_Problem statement_
From first line to last, the records below are to be duplicated exactly.

_Data under study_

[Start of section]

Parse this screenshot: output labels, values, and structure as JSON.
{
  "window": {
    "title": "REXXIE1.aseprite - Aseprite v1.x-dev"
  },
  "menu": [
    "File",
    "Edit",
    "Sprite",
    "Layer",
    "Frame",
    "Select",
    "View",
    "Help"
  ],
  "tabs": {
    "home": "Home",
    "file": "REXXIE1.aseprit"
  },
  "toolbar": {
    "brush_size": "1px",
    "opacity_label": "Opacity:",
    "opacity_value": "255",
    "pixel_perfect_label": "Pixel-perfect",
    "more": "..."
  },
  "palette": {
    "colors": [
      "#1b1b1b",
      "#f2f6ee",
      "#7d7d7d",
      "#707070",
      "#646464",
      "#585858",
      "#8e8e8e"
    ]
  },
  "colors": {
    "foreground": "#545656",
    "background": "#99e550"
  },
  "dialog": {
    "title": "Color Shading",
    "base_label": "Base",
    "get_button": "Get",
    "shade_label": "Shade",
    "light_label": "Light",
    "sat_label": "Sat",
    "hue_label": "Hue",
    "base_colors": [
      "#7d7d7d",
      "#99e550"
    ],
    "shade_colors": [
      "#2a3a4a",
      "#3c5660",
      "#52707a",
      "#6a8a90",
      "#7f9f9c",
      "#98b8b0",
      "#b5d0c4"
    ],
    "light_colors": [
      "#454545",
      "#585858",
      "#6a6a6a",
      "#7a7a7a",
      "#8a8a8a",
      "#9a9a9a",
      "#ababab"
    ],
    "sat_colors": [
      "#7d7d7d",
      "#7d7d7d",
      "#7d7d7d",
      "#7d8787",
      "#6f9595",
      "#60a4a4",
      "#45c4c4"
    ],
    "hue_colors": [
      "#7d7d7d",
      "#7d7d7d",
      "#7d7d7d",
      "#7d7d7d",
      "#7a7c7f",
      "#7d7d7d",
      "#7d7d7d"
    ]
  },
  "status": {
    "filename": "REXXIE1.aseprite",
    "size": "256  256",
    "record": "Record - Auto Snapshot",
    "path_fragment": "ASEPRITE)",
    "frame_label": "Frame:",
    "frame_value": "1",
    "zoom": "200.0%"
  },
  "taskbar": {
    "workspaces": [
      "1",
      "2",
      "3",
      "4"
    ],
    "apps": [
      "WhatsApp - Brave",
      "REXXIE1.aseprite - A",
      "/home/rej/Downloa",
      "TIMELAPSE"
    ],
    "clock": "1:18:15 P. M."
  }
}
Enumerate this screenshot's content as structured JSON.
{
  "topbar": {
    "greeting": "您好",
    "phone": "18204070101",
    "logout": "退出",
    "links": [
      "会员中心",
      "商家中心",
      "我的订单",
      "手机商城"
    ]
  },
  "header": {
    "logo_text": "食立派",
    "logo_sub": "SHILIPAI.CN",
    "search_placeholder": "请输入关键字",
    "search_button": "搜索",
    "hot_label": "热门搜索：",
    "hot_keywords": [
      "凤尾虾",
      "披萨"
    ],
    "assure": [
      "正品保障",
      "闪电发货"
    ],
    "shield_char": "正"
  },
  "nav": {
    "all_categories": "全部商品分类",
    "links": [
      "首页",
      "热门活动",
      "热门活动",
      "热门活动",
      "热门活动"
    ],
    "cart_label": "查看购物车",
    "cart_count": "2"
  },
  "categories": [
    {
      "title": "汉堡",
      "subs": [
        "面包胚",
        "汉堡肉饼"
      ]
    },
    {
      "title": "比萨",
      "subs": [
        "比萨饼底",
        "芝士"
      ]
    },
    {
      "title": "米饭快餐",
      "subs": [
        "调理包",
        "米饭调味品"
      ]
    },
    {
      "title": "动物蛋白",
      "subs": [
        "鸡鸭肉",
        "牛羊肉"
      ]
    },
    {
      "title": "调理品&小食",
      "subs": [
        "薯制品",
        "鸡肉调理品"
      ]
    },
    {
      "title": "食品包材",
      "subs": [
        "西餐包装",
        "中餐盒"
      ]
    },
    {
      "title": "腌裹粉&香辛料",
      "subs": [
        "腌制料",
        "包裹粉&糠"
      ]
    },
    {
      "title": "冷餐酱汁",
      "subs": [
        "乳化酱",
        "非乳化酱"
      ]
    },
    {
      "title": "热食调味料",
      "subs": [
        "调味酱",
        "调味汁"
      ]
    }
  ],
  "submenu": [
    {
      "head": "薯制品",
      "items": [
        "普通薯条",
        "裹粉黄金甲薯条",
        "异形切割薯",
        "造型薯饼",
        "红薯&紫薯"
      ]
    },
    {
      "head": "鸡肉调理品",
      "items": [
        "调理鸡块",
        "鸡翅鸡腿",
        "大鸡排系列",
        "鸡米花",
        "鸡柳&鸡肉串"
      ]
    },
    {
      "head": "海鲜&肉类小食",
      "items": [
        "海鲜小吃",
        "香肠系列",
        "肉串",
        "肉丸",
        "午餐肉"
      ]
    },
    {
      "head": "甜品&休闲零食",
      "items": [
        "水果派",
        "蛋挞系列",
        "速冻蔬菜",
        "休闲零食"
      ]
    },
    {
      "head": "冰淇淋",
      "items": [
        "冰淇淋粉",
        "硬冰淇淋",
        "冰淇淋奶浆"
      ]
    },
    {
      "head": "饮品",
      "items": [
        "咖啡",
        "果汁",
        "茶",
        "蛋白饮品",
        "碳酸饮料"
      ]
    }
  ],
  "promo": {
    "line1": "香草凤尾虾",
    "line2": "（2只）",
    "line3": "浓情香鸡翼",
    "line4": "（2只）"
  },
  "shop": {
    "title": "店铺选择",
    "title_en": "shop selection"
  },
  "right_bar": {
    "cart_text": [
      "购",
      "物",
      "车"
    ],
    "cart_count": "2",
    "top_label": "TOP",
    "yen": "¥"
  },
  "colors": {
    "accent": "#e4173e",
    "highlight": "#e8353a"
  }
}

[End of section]

_Result of this task_
Parse this screenshot: output labels, values, and structure as JSON.
{
  "window": {
    "title": "REXXIE1.aseprite - Aseprite v1.x-dev"
  },
  "menu": [
    "File",
    "Edit",
    "Sprite",
    "Layer",
    "Frame",
    "Select",
    "View",
    "Help"
  ],
  "tabs": {
    "home": "Home",
    "file": "REXXIE1.aseprit"
  },
  "toolbar": {
    "brush_size": "1px",
    "opacity_label": "Opacity:",
    "opacity_value": "255",
    "pixel_perfect_label": "Pixel-perfect",
    "more": "..."
  },
  "palette": {
    "colors": [
      "#1b1b1b",
      "#f2f6ee",
      "#7d7d7d",
      "#707070",
      "#646464",
      "#585858",
      "#8e8e8e"
    ]
  },
  "colors": {
    "foreground": "#545656",
    "background": "#99e550"
  },
  "dialog": {
    "title": "Color Shading",
    "base_label": "Base",
    "get_button": "Get",
    "shade_label": "Shade",
    "light_label": "Light",
    "sat_label": "Sat",
    "hue_label": "Hue",
    "base_colors": [
      "#7d7d7d",
      "#99e550"
    ],
    "shade_colors": [
      "#2a3a4a",
      "#3c5660",
      "#52707a",
      "#6a8a90",
      "#7f9f9c",
      "#98b8b0",
      "#b5d0c4"
    ],
    "light_colors": [
      "#454545",
      "#585858",
      "#6a6a6a",
      "#7a7a7a",
      "#8a8a8a",
      "#9a9a9a",
      "#ababab"
    ],
    "sat_colors": [
      "#7d7d7d",
      "#7d7d7d",
      "#7d7d7d",
      "#7d8787",
      "#6f9595",
      "#60a4a4",
      "#45c4c4"
    ],
    "hue_colors": [
      "#7d7d7d",
      "#7d7d7d",
      "#7d7d7d",
      "#7d7d7d",
      "#7a7c7f",
      "#7d7d7d",
      "#7d7d7d"
    ]
  },
  "status": {
    "filename": "REXXIE1.aseprite",
    "size": "256  256",
    "record": "Record - Auto Snapshot",
    "path_fragment": "ASEPRITE)",
    "frame_label": "Frame:",
    "frame_value": "1",
    "zoom": "200.0%"
  },
  "taskbar": {
    "workspaces": [
      "1",
      "2",
      "3",
      "4"
    ],
    "apps": [
      "WhatsApp - Brave",
      "REXXIE1.aseprite - A",
      "/home/rej/Downloa",
      "TIMELAPSE"
    ],
    "clock": "1:18:15 P. M."
  }
}
Enumerate this screenshot's content as structured JSON.
{
  "topbar": {
    "greeting": "您好",
    "phone": "18204070101",
    "logout": "退出",
    "links": [
      "会员中心",
      "商家中心",
      "我的订单",
      "手机商城"
    ]
  },
  "header": {
    "logo_text": "食立派",
    "logo_sub": "SHILIPAI.CN",
    "search_placeholder": "请输入关键字",
    "search_button": "搜索",
    "hot_label": "热门搜索：",
    "hot_keywords": [
      "凤尾虾",
      "披萨"
    ],
    "assure": [
      "正品保障",
      "闪电发货"
    ],
    "shield_char": "正"
  },
  "nav": {
    "all_categories": "全部商品分类",
    "links": [
      "首页",
      "热门活动",
      "热门活动",
      "热门活动",
      "热门活动"
    ],
    "cart_label": "查看购物车",
    "cart_count": "2"
  },
  "categories": [
    {
      "title": "汉堡",
      "subs": [
        "面包胚",
        "汉堡肉饼"
      ]
    },
    {
      "title": "比萨",
      "subs": [
        "比萨饼底",
        "芝士"
      ]
    },
    {
      "title": "米饭快餐",
      "subs": [
        "调理包",
        "米饭调味品"
      ]
    },
    {
      "title": "动物蛋白",
      "subs": [
        "鸡鸭肉",
        "牛羊肉"
      ]
    },
    {
      "title": "调理品&小食",
      "subs": [
        "薯制品",
        "鸡肉调理品"
      ]
    },
    {
      "title": "食品包材",
      "subs": [
        "西餐包装",
        "中餐盒"
      ]
    },
    {
      "title": "腌裹粉&香辛料",
      "subs": [
        "腌制料",
        "包裹粉&糠"
      ]
    },
    {
      "title": "冷餐酱汁",
      "subs": [
        "乳化酱",
        "非乳化酱"
      ]
    },
    {
      "title": "热食调味料",
      "subs": [
        "调味酱",
        "调味汁"
      ]
    }
  ],
  "submenu": [
    {
      "head": "薯制品",
      "items": [
        "普通薯条",
        "裹粉黄金甲薯条",
        "异形切割薯",
        "造型薯饼",
        "红薯&紫薯"
      ]
    },
    {
      "head": "鸡肉调理品",
      "items": [
        "调理鸡块",
        "鸡翅鸡腿",
        "大鸡排系列",
        "鸡米花",
        "鸡柳&鸡肉串"
      ]
    },
    {
      "head": "海鲜&肉类小食",
      "items": [
        "海鲜小吃",
        "香肠系列",
        "肉串",
        "肉丸",
        "午餐肉"
      ]
    },
    {
      "head": "甜品&休闲零食",
      "items": [
        "水果派",
        "蛋挞系列",
        "速冻蔬菜",
        "休闲零食"
      ]
    },
    {
      "head": "冰淇淋",
      "items": [
        "冰淇淋粉",
        "硬冰淇淋",
        "冰淇淋奶浆"
      ]
    },
    {
      "head": "饮品",
      "items": [
        "咖啡",
        "果汁",
        "茶",
        "蛋白饮品",
        "碳酸饮料"
      ]
    }
  ],
  "promo": {
    "line1": "香草凤尾虾",
    "line2": "（2只）",
    "line3": "浓情香鸡翼",
    "line4": "（2只）"
  },
  "shop": {
    "title": "店铺选择",
    "title_en": "shop selection"
  },
  "right_bar": {
    "cart_text": [
      "购",
      "物",
      "车"
    ],
    "cart_count": "2",
    "top_label": "TOP",
    "yen": "¥"
  },
  "colors": {
    "accent": "#e4173e",
    "highlight": "#e8353a"
  }
}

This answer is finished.